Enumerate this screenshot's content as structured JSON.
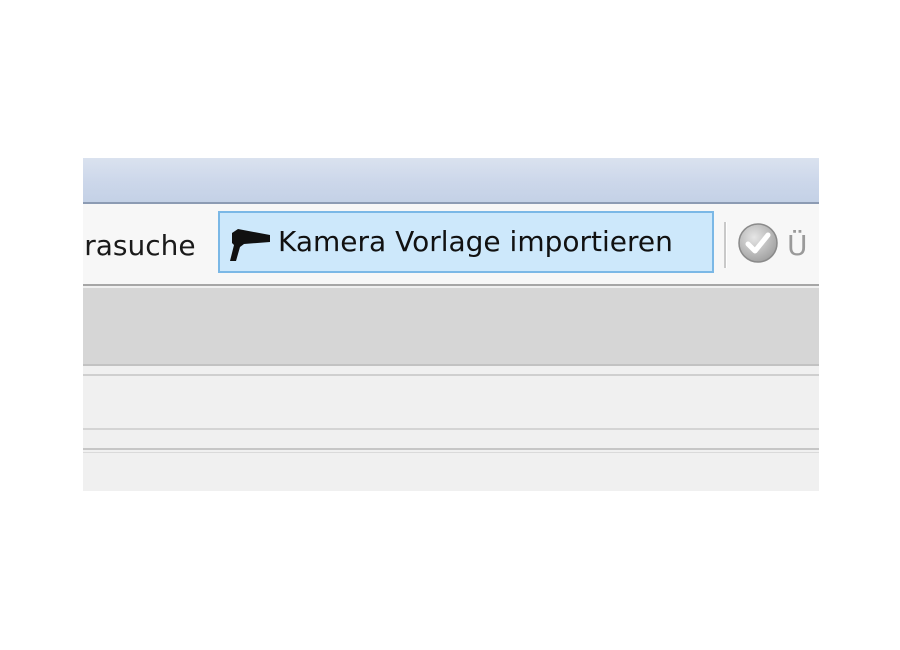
{
  "toolbar": {
    "left_partial_label": "erasuche",
    "import_button": {
      "label": "Kamera Vorlage importieren",
      "icon": "camera-icon"
    },
    "right_partial_label": "Ü",
    "right_icon": "check-icon"
  },
  "colors": {
    "title_band": "#ccd7ea",
    "button_highlight": "#cde8fb",
    "button_border": "#7bb8e6",
    "panel_grey": "#d6d6d6",
    "row_bg": "#f0f0f0"
  }
}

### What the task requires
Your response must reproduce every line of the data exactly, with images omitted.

### Solution
Enumerate this screenshot's content as structured JSON.
{
  "toolbar": {
    "left_partial_label": "erasuche",
    "import_button": {
      "label": "Kamera Vorlage importieren",
      "icon": "camera-icon"
    },
    "right_partial_label": "Ü",
    "right_icon": "check-icon"
  },
  "colors": {
    "title_band": "#ccd7ea",
    "button_highlight": "#cde8fb",
    "button_border": "#7bb8e6",
    "panel_grey": "#d6d6d6",
    "row_bg": "#f0f0f0"
  }
}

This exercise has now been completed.